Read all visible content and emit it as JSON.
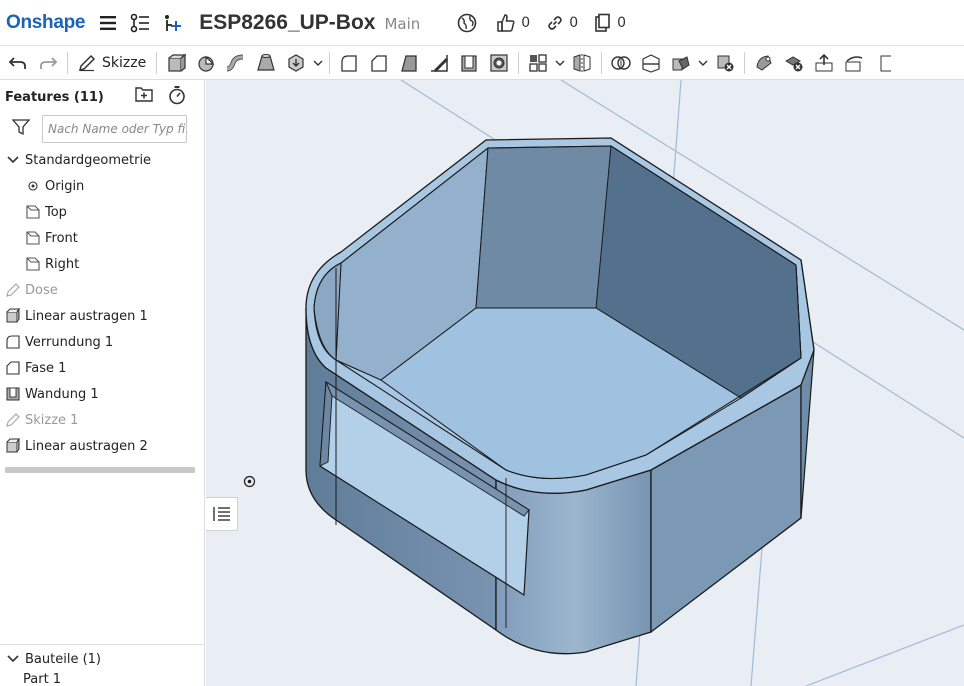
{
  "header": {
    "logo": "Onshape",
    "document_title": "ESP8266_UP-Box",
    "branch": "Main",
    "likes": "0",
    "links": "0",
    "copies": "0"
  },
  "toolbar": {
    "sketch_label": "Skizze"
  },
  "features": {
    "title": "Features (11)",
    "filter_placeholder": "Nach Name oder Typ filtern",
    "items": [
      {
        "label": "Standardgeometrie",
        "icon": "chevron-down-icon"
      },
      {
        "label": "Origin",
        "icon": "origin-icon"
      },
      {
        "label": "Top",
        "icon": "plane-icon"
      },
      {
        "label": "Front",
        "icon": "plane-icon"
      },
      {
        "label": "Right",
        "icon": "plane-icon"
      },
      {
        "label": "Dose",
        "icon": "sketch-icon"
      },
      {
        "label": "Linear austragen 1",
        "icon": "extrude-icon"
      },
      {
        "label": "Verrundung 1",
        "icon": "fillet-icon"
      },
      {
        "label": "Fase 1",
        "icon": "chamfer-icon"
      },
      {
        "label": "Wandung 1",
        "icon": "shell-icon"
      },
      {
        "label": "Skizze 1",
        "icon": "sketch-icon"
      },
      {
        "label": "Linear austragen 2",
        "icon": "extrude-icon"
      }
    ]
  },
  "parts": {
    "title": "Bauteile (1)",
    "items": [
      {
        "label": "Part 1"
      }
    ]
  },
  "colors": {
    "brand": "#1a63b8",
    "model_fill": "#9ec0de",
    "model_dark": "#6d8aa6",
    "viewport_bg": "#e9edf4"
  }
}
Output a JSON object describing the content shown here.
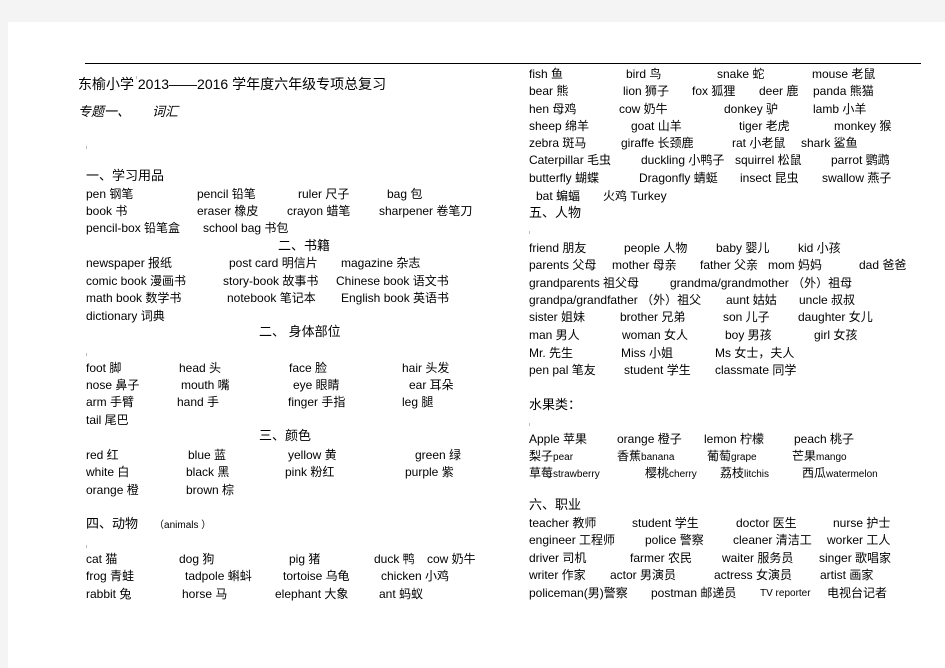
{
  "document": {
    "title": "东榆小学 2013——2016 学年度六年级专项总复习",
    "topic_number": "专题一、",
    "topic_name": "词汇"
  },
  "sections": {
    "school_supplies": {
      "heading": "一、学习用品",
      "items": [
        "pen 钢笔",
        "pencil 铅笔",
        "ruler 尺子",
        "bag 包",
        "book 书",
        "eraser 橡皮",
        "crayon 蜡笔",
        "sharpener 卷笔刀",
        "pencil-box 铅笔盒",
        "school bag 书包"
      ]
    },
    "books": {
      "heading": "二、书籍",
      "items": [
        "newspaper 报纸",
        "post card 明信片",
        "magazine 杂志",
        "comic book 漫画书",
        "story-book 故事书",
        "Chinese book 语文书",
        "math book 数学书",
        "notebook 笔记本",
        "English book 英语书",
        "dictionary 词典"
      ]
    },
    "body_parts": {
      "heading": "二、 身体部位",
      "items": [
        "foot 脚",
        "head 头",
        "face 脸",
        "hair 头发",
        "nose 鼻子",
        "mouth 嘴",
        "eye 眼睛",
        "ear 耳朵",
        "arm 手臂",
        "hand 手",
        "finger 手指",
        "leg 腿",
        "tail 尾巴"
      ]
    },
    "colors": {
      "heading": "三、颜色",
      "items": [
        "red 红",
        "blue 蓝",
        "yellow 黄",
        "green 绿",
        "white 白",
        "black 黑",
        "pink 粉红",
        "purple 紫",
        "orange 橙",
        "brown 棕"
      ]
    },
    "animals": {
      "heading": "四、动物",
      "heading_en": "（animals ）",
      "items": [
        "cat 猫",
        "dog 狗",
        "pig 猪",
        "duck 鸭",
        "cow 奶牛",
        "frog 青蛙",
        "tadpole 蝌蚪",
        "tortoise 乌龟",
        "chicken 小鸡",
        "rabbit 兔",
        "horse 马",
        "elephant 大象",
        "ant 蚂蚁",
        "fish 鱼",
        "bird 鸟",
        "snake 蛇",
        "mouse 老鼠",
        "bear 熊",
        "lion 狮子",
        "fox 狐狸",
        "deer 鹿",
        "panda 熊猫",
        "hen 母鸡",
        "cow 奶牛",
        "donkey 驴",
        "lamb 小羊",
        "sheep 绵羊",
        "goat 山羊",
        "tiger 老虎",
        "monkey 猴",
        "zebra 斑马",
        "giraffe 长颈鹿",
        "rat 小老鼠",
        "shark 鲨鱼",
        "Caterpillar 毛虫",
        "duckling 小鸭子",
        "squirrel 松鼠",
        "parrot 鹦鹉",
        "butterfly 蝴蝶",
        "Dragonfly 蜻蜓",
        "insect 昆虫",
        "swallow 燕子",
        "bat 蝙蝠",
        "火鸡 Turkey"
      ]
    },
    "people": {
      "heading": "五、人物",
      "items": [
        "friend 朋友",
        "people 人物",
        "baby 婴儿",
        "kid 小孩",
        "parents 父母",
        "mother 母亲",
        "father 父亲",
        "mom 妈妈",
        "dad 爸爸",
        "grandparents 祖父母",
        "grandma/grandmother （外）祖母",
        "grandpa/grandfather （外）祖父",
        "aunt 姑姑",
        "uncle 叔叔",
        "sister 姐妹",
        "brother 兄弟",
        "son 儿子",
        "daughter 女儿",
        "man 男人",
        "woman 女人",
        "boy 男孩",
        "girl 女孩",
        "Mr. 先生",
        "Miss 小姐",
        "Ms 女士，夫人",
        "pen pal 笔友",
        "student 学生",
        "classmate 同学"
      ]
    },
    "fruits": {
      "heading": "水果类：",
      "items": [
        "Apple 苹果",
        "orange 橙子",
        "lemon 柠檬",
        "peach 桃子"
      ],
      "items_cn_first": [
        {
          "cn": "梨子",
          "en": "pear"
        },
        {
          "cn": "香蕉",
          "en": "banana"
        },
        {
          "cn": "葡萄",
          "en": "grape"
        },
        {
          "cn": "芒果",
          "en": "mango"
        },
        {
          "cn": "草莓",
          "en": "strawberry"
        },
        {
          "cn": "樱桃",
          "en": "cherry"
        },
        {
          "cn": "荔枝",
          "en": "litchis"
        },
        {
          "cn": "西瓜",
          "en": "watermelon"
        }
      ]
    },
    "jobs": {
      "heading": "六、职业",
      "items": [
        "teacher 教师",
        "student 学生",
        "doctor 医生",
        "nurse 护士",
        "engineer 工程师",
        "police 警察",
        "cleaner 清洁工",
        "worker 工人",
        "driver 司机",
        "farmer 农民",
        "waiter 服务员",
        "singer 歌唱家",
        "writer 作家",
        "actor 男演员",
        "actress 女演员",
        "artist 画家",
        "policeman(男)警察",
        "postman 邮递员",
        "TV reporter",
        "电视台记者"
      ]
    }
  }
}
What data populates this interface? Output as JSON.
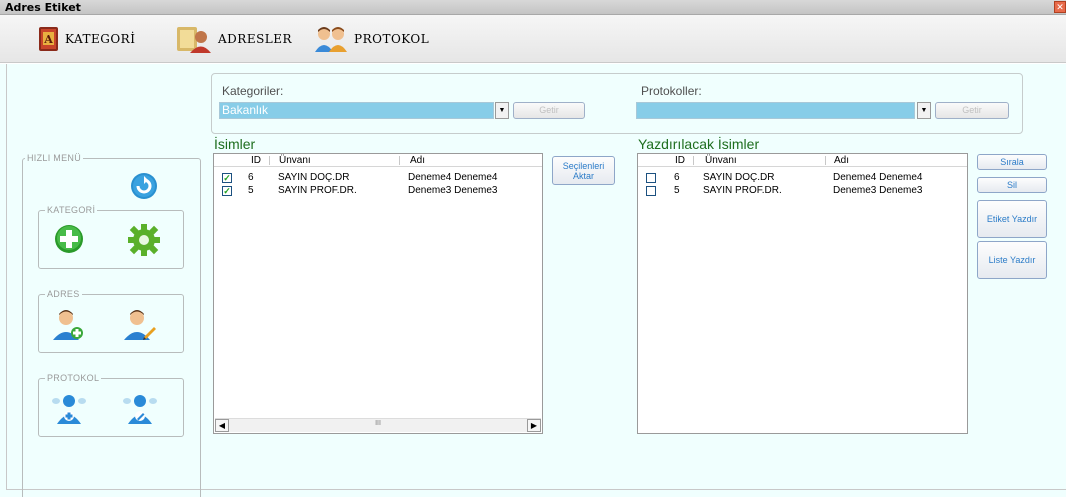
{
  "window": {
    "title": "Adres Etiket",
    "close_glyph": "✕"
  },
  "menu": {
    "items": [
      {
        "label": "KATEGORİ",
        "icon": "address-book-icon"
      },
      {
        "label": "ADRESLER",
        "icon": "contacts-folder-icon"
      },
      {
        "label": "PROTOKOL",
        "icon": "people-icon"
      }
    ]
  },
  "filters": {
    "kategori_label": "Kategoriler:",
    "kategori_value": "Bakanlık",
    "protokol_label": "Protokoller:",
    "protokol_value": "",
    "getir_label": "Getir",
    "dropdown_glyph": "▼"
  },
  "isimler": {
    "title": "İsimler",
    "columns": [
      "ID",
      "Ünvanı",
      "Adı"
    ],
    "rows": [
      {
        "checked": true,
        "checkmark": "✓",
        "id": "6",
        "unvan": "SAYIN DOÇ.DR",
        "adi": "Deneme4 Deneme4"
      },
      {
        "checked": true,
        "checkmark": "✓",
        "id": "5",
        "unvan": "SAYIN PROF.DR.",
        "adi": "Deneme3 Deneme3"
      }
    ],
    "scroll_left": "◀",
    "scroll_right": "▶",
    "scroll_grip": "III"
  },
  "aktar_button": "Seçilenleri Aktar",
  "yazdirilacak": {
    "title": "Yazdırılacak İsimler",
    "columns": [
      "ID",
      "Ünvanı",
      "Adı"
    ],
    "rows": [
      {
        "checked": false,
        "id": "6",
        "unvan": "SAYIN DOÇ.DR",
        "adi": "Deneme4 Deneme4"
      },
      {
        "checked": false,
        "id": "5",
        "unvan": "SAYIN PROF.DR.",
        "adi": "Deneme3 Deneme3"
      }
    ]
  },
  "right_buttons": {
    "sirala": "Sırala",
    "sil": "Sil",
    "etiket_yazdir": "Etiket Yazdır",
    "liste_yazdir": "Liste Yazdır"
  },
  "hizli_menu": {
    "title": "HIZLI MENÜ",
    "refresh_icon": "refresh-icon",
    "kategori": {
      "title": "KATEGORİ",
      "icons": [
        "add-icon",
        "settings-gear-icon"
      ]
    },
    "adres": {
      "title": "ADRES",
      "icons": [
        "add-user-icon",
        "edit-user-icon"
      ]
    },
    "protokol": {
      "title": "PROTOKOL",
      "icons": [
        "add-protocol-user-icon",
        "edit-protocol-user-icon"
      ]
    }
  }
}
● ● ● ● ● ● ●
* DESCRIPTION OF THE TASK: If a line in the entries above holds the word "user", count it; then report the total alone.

* TASK RESPONSE: 4